Halloween can be one of the trickiest days of the year for children with
food allergies. Kids often haul home pounds of treats, and even small amounts of an ingredient they are allergic to can cause a potentially life-threatening reaction.
Here are some tips to help ensure Halloween's frights stay festive and don't involve a medical emergency.
Reading before eating
Always read the ingredient label on any treat your child receives. Many popular Halloween candies contain some of the most
common allergens, such as peanuts or tree nuts, milk, egg, soy or wheat.
If the ingredients aren't listed, arrange for a treat "exchange" with classmates or friends. Or, bag up the goodies your child can't eat because of an allergy and leave them with a note asking the "Treat Fairy" to swap them for a prize.
Be aware that even if they are not listed on the ingredient label, candies (both chocolate and non-chocolate) are at high risk of containing trace amounts of common allergy triggers, because factories often produce many different products.

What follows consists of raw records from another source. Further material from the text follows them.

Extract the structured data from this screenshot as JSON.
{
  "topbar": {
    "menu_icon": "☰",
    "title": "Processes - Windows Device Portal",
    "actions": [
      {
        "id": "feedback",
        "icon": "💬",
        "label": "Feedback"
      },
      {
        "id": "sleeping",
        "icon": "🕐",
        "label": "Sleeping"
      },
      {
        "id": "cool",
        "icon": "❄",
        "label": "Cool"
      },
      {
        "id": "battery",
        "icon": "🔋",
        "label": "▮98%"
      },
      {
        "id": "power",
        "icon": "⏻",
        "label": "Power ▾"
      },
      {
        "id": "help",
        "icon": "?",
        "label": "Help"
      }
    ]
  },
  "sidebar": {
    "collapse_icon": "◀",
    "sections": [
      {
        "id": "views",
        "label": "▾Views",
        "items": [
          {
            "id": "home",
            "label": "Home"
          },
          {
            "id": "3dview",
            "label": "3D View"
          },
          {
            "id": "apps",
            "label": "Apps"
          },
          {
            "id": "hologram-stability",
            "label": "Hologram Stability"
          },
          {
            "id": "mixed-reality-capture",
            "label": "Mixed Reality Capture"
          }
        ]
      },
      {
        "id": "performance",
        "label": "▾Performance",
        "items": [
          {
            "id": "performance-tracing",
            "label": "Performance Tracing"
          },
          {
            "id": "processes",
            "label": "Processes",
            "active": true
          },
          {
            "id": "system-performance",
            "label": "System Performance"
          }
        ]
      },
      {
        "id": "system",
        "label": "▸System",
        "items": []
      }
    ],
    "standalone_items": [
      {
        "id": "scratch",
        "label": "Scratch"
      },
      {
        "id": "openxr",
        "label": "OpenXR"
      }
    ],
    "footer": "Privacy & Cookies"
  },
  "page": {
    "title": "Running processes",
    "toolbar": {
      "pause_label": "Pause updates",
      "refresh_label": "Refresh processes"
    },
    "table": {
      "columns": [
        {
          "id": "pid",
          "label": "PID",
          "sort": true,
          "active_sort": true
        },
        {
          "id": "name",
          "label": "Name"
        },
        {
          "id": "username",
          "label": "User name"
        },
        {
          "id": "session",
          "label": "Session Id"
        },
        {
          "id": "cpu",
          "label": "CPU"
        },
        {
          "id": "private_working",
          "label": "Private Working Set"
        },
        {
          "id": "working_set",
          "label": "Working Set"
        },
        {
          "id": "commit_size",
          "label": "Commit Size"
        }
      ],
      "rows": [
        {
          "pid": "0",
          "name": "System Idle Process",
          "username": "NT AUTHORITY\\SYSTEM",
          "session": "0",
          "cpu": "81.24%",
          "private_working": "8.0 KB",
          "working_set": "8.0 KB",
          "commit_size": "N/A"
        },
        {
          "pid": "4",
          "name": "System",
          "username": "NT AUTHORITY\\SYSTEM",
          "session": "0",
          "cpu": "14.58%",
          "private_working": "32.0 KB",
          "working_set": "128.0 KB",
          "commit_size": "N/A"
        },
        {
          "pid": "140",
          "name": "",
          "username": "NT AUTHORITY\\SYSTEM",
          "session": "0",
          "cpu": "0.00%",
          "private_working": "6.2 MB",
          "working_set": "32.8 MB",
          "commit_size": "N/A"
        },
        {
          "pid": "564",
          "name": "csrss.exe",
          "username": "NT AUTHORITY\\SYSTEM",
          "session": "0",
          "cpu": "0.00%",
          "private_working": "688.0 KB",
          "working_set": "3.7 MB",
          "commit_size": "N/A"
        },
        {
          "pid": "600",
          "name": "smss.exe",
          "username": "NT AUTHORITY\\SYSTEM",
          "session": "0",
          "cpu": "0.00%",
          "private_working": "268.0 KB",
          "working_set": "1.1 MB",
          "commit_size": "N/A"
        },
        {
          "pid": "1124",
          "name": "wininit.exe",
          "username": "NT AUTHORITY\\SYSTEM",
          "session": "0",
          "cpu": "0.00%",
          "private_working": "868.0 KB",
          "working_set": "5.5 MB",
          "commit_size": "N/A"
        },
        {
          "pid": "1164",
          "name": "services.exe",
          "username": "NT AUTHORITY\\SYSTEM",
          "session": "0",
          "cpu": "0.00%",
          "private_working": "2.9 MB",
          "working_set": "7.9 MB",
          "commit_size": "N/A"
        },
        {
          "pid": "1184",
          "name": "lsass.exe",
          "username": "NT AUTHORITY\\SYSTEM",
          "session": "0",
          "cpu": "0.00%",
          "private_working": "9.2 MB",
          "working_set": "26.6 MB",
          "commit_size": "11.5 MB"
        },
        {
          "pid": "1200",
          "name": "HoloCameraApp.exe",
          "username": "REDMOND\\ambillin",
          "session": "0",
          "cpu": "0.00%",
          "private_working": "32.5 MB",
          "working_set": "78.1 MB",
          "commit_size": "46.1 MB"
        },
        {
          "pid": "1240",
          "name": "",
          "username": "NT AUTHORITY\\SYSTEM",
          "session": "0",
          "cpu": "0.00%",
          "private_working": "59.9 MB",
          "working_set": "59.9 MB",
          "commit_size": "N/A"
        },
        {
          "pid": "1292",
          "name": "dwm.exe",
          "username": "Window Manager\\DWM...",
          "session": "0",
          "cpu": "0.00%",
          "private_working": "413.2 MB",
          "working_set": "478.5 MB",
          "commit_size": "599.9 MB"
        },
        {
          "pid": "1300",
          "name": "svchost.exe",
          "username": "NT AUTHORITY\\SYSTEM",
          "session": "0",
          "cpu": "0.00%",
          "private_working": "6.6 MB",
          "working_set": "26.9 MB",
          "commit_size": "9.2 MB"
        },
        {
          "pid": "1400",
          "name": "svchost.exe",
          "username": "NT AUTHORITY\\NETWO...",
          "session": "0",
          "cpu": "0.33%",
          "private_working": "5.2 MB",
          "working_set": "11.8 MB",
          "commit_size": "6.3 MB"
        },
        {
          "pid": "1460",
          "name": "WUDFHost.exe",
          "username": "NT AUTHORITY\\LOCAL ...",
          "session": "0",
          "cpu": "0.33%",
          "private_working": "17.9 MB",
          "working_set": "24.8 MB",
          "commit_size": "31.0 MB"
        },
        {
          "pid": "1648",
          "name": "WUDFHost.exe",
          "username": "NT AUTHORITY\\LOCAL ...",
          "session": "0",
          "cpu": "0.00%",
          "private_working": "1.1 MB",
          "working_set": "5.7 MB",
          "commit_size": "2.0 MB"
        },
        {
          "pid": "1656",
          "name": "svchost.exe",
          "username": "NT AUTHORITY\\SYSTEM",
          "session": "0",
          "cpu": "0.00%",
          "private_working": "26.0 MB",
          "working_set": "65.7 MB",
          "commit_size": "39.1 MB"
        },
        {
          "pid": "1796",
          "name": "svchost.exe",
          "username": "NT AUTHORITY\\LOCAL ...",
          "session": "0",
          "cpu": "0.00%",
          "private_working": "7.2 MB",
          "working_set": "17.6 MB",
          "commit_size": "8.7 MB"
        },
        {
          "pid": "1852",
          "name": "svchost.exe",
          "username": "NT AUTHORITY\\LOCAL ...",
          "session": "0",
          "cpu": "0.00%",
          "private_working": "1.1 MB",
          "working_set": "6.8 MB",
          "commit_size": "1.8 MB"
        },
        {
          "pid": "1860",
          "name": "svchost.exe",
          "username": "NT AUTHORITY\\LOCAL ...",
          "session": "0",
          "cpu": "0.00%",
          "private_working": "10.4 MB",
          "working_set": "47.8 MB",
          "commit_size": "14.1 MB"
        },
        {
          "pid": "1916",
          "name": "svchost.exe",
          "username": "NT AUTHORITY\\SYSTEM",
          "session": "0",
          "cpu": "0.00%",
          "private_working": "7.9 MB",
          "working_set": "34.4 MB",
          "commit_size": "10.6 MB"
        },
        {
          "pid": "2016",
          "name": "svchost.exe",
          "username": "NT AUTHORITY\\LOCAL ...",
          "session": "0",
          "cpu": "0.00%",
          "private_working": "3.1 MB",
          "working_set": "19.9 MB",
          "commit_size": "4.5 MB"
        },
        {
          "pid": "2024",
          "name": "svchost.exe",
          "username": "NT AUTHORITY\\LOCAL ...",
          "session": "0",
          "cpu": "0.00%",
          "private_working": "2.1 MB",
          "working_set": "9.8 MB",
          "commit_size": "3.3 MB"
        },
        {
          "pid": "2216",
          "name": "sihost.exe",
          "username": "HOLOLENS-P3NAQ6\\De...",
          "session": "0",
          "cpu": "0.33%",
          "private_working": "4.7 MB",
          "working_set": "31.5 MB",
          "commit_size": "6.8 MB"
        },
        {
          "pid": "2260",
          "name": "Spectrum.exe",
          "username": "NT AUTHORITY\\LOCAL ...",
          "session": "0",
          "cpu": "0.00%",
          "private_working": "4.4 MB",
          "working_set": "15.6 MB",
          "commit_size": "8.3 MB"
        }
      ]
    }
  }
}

Also, "fun size" or miniature candies may have different ingredients or be made on different equipment than the regular size candies, meaning that brands your child previously ate without problems could cause a reaction.
Teach your child to politely turn down home-baked items such as cupcakes and brownies, and never to taste or share another child's food.
Offer non-edible goodies to trick-or-treaters and classmates. Food Allergy Research & Education's
Teal Pumpkin Project, which promotes safe trick-or-treating options for food-allergic children, suggests items such as glow sticks, spider rings, vampire fangs, pencils, bubbles, bouncy balls, finger puppets, whistles, bookmarks, stickers and stencils. Consider supplying some to neighbors whose homes your child will visit.
Plan alternatives to trick-or-treating, such as watching an
age-appropriate creepy movie together.
Center parties around festive activities such as costume parades, pumpkin decorating contests, Halloween themed games, crafts and scavenger hunts or spooky storybooks.
Don't keep others in the dark
See "How to Use an Epinephrine Auto-Injector."
- Inform teachers and other adults with your child about the food allergy and how to react to an emergency.
See "Create an Allergy and Anaphylaxis Emergency Plan."
Don't let your child trick-or-treat alone, and make sure they have an epinephrine auto-injector with them. Anyone with a cell phone should fully charge it before heading out.
Explain symptoms of anaphylaxis, a severe allergic reaction, such as shortness of breath, difficulty swallowing, hoarseness, swelling of lips or tongue and dizziness.
Even if epinephrine is administered right away and anaphylaxis symptoms seem to stop, the child treated always should be taken to the emergency room.